If Van Morrison is the headline act of this year's Reykjavik Jazz Festival, then maybe it makes sense that trip-hop diva Björk is Iceland's biggest name with a jazz album.
And here's a further shock: it's a pretty good one.
Gling-Gló is available in the US for the first time following its rerelease by One Little Indian late in 2003. It is one of Björk's first albums, recorded three years before her 1993 solo debut, and her minimally processed vocals accompanied by a simple trio will probably shock and dismay some fans. General audiences, however, will find this a playful and consistently enjoyable disc that easily surpasses many other mass-market jazz vocal performances in artistry and novelty value.
Björk has a light and playfulalmost childliketouch on many of the songs. She's singing in Icelandic, but translations can be found online at bjork.com . An example from the opening title track: "Tic toc, the clock chimed/Moon smiled above the clouds/Lasi from Leiti was on his way/To Lina awaiting him." She mixes lilting effectively with a fair amount of gritty growling, so even though she doesn't display the range of many jazz vocalists, things seldom feel dull, even if most listeners have no idea what she's singing about.
Imagination becomes part of the listening process on songs like the bouncy "Bella The Operator," where one wonders just who this "Bella, Bella, Bella" is Björk keeps going on about: "(She) knows something about everyone/Tells you how long you've been on/In love calls she'll put you thru at once." Björk also proves worthy beyond the fun and games, singing quality English renditions of "Rudy Baby" and "I Can't Help Loving That Man" to close out the album.
She's backed by competent players in a more supportive than assertive role. Pianist Gudmundur Ingolfsson delivers some short and basic straight-ahead interludes, but generally he's more interesting offering lively boogie-woogie and boppish interactions during Bjork's vocalizing. The combination of play-it-straight piano with Scandinavian-flavored vocals provides much of the album's charm and almost always succeeds on styles ranging from swing to ballads. His high energy, Michel Camilo-like run on the Latin-themed "Litli Tonlistarmaourinn" is a standout moment, like his wistful meditations on "Pao Sest Ekki Sætari Mey."
Drummer Gudmundur Steingrimsson brings a few extra sounds beyond the basic kit, but nothing not heard before, and bassist Pordur Hognason is regrettably no more than a role player here, as Björk's dominant vocals don't exactly offer an ideal forum for low-end subtlety.

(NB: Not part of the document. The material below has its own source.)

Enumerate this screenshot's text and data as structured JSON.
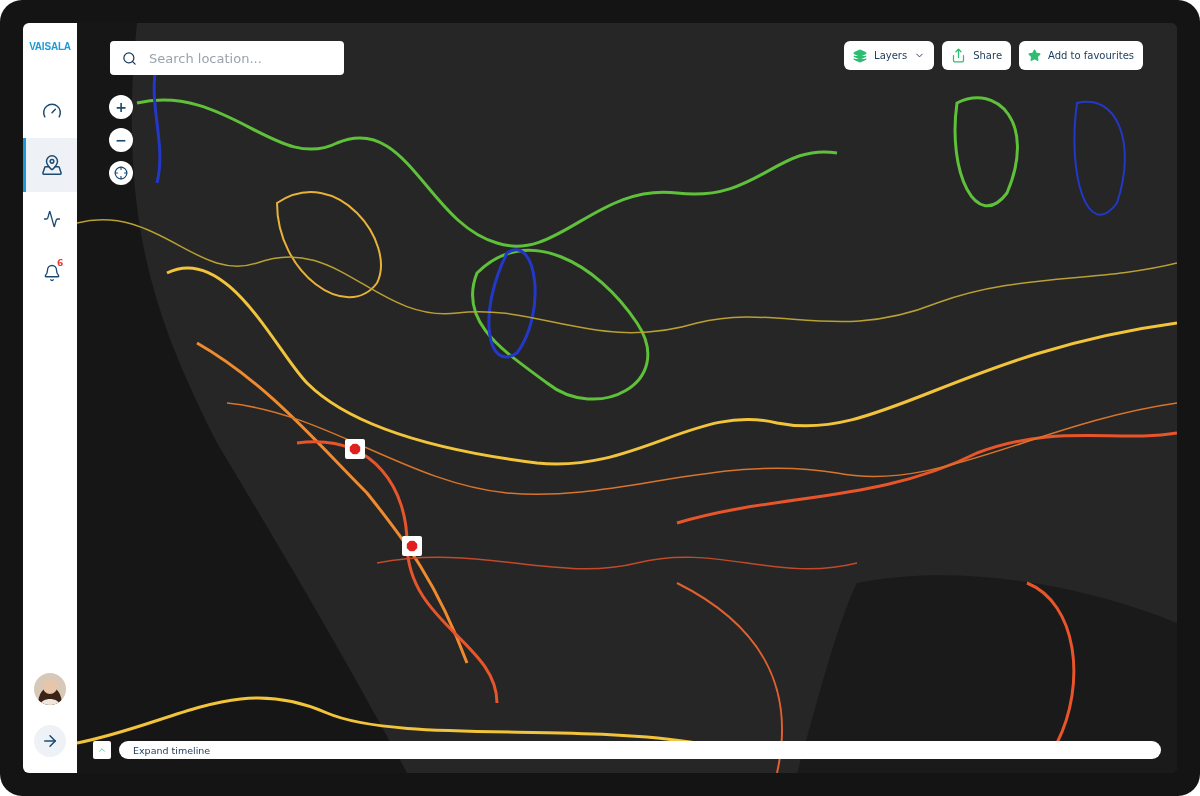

This album isn't high art, but like a high-quality paperback, it delivers plenty of immediate gratification and is worth digging out on occasion. As a change-of-pace album during an evening with company, it'd certainly get noticed, especially by fans of jazz and/or Björk. One might like to see more albums like this from the singeran unlikely prospectbut the ability to obtain it easily due to its re-release is enough to be thankful for now.
Author's note: This is part of a planned series about the 2004 Reykjavik Jazz Festival and Iceland's jazz scene, including history, reviews, interviews, and online resources such as songs and scores available as free downloads. Stay tuned...